### What you need to do
Print out the data below in full, exactly as written.

### Materials provided
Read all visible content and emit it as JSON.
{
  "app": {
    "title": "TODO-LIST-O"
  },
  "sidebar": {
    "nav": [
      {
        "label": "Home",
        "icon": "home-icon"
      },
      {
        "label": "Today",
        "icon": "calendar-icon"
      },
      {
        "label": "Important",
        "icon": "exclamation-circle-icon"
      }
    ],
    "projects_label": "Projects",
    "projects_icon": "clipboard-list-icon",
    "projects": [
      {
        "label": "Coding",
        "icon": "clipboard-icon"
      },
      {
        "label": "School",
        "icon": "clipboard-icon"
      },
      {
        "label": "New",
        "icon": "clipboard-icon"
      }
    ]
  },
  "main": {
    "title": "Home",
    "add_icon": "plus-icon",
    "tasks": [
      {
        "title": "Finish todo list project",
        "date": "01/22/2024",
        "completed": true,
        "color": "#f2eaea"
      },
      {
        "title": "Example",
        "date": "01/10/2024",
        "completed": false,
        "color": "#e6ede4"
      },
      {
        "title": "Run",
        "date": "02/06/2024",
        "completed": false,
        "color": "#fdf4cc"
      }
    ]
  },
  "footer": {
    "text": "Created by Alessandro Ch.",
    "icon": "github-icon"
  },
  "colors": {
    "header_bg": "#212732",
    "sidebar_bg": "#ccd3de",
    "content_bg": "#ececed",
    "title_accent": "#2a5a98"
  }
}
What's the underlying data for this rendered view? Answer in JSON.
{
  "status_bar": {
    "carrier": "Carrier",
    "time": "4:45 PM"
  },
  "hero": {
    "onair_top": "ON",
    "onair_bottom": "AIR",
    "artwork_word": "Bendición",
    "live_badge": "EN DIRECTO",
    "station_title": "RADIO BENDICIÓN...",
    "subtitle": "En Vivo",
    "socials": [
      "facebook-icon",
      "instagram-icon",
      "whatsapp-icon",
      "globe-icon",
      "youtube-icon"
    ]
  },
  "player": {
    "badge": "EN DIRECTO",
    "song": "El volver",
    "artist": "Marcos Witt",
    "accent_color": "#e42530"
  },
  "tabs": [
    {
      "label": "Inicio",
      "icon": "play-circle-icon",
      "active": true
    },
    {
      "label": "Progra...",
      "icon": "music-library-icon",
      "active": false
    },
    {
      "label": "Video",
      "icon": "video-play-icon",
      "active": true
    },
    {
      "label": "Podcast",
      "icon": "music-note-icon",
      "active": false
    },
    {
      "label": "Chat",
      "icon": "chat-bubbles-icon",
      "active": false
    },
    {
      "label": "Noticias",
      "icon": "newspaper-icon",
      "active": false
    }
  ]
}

### Result of the exercise
Read all visible content and emit it as JSON.
{
  "app": {
    "title": "TODO-LIST-O"
  },
  "sidebar": {
    "nav": [
      {
        "label": "Home",
        "icon": "home-icon"
      },
      {
        "label": "Today",
        "icon": "calendar-icon"
      },
      {
        "label": "Important",
        "icon": "exclamation-circle-icon"
      }
    ],
    "projects_label": "Projects",
    "projects_icon": "clipboard-list-icon",
    "projects": [
      {
        "label": "Coding",
        "icon": "clipboard-icon"
      },
      {
        "label": "School",
        "icon": "clipboard-icon"
      },
      {
        "label": "New",
        "icon": "clipboard-icon"
      }
    ]
  },
  "main": {
    "title": "Home",
    "add_icon": "plus-icon",
    "tasks": [
      {
        "title": "Finish todo list project",
        "date": "01/22/2024",
        "completed": true,
        "color": "#f2eaea"
      },
      {
        "title": "Example",
        "date": "01/10/2024",
        "completed": false,
        "color": "#e6ede4"
      },
      {
        "title": "Run",
        "date": "02/06/2024",
        "completed": false,
        "color": "#fdf4cc"
      }
    ]
  },
  "footer": {
    "text": "Created by Alessandro Ch.",
    "icon": "github-icon"
  },
  "colors": {
    "header_bg": "#212732",
    "sidebar_bg": "#ccd3de",
    "content_bg": "#ececed",
    "title_accent": "#2a5a98"
  }
}
What's the underlying data for this rendered view? Answer in JSON.
{
  "status_bar": {
    "carrier": "Carrier",
    "time": "4:45 PM"
  },
  "hero": {
    "onair_top": "ON",
    "onair_bottom": "AIR",
    "artwork_word": "Bendición",
    "live_badge": "EN DIRECTO",
    "station_title": "RADIO BENDICIÓN...",
    "subtitle": "En Vivo",
    "socials": [
      "facebook-icon",
      "instagram-icon",
      "whatsapp-icon",
      "globe-icon",
      "youtube-icon"
    ]
  },
  "player": {
    "badge": "EN DIRECTO",
    "song": "El volver",
    "artist": "Marcos Witt",
    "accent_color": "#e42530"
  },
  "tabs": [
    {
      "label": "Inicio",
      "icon": "play-circle-icon",
      "active": true
    },
    {
      "label": "Progra...",
      "icon": "music-library-icon",
      "active": false
    },
    {
      "label": "Video",
      "icon": "video-play-icon",
      "active": true
    },
    {
      "label": "Podcast",
      "icon": "music-note-icon",
      "active": false
    },
    {
      "label": "Chat",
      "icon": "chat-bubbles-icon",
      "active": false
    },
    {
      "label": "Noticias",
      "icon": "newspaper-icon",
      "active": false
    }
  ]
}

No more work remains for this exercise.